Let’s prepare our boxes
First off, we must understand that a virtual machine is a functional guest operating system within another one called as a host, which it shares resources of the software and hardware in two-ways. Please do not confuse this concept of a machine with a bunch of gears around a headset of virtual reality, instead of that, notice there are two kinds of virtual machines: those are of system, and the other one are of process.
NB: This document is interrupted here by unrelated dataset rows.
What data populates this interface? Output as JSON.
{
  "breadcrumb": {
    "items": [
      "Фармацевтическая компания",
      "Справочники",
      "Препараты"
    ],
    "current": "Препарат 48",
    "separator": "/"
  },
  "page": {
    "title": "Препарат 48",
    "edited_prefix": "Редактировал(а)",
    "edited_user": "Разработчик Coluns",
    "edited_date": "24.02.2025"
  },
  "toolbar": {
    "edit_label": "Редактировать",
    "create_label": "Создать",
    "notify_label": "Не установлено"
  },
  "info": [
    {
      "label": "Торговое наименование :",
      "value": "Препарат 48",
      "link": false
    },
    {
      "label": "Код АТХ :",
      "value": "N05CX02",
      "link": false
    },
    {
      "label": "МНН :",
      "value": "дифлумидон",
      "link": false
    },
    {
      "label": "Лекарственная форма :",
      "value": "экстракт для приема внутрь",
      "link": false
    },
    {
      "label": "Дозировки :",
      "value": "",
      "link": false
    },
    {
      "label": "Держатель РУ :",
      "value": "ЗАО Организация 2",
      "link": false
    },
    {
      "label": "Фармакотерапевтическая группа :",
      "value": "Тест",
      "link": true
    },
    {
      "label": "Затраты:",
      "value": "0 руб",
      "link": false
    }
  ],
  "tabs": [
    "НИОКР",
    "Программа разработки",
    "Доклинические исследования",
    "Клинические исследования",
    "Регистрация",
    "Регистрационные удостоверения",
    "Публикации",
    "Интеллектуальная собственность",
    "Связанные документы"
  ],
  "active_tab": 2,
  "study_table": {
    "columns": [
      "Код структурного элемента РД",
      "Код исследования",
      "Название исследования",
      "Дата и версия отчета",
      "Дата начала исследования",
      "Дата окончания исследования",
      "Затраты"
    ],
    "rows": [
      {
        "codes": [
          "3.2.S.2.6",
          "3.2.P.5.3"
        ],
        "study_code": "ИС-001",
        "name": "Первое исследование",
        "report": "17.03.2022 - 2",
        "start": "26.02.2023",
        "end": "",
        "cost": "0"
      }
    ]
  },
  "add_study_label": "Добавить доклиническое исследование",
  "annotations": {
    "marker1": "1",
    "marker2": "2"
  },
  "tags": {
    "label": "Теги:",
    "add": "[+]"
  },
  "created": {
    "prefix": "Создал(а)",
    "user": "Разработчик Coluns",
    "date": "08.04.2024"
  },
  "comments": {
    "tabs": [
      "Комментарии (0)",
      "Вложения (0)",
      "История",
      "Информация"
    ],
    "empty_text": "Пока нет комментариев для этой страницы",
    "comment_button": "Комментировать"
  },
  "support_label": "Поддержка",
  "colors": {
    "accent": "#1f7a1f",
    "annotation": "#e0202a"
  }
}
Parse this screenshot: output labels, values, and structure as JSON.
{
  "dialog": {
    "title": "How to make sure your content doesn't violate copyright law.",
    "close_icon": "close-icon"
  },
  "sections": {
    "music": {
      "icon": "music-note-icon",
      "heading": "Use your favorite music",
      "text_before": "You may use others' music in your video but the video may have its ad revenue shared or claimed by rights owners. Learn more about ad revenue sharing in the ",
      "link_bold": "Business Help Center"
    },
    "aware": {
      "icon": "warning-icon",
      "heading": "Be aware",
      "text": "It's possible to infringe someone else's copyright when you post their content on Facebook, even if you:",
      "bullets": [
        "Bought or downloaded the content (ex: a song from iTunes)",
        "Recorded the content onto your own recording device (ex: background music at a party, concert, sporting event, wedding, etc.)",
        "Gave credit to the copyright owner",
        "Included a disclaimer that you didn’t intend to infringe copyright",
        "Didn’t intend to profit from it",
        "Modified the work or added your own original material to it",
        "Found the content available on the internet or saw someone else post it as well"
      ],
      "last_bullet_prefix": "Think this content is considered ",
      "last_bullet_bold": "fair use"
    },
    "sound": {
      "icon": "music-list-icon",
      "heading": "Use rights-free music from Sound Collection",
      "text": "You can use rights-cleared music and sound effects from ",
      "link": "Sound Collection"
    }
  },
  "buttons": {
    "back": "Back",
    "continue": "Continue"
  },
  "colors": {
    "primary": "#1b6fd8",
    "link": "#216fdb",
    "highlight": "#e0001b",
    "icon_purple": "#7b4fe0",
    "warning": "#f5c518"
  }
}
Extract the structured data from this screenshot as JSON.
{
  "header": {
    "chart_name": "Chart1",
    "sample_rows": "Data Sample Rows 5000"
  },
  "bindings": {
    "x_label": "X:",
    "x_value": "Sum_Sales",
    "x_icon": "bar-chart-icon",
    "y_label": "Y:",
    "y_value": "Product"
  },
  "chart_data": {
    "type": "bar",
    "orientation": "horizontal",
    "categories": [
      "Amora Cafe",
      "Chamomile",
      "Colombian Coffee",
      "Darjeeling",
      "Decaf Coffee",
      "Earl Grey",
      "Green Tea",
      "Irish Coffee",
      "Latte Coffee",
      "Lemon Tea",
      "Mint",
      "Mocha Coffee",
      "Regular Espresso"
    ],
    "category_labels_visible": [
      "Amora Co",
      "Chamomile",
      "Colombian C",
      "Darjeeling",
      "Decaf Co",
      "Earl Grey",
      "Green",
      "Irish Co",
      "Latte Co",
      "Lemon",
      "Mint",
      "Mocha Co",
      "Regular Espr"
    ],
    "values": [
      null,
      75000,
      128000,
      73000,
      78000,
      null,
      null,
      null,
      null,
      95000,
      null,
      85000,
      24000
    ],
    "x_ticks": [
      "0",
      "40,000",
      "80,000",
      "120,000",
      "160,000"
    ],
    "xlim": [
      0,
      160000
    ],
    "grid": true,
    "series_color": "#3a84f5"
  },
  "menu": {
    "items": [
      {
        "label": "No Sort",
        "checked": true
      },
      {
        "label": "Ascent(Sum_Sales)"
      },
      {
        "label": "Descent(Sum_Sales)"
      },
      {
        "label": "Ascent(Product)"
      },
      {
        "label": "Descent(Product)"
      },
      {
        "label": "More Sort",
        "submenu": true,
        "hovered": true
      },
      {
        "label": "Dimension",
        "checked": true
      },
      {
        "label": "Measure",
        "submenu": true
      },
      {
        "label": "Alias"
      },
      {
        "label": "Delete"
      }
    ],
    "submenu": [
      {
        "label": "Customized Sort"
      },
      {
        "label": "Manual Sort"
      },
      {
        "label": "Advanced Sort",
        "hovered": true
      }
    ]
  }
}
Clearly I’m talking about system, which it means they are machines with a system is emulated within a host.
In order to get it better, I’d like explain it by following way:
Everything on the guest works in the same way as if is working in a physical computer with the difference the host is sharing its own resources for the guest os.
There are many software to emulate a fully functional operating system; virtualbox and vmware are a few of them, so in this case we’re going to download the first one because is free and for reasons of this exercise is convenient, just go ahead and download it, grab the correct version for your installed operating system and download this other one in order to comunicate with the virtual machine which this last one allow us to install an operating system with needed software pre-installed and pre-configured.
Grabbing out the system for development
As you see here, you can see Laravel’s guys want to make its development more easier and less painful with annoying settings, so that’s why they provide us a git repo where we can grab its virtual machine for vagrant pre-configured already, so, you need to type in the terminal this command:
$ vagrant box add laravel/homestead
in order to add the basic installation of the system where laravel will work.
Now you need to clone its git repo inside of your $HOME:
$ git clone https://github.com/laravel/homestead.git Homestead
Consider adding an ssh key for the virtual machine like this:
$ ssh-keygen -t rsa -C "firstname.lastname@example.org"
Once you’ve cloned the repo, you need to do a
bash init inside
Homestead folder created and you’ll see a message that it says
Homestead is initialized or something like that.
Now you’re going to configure your apps in the
Homestead.yaml located under
Go back to the Homestead cloned folder and type
vagrant up; it’ll start to get the operating system and configure according to the Laravel environment automatically.
Consider read the laravel page that I’ve provided you, so you can understand well what parameters you need to configure according to your app
Only have to do is edit the
/etc/hosts file in order to associate the ip of the virtual machine to a name you want type from your browser
And you’re done! you’re ready to develop locally your apps with a functional virtual machine that you can access via
vagrant ssh inside of the Homestead folder.
As a recommendation I can give you, if you want to access to the mysql server, notice you need to do through SSH Tunnel, considering to put your ssh key instead of a password like this:
MYSQL HOST: 10.0.2.15 Username: homestead Password: secret ------------------------ SSH HOST: ip address that you put in the ~/.homestead/Homestead.yaml SSH USER: vagrant SSH Password: ~/.ssh/id_rsa SSH PORT: Leave empty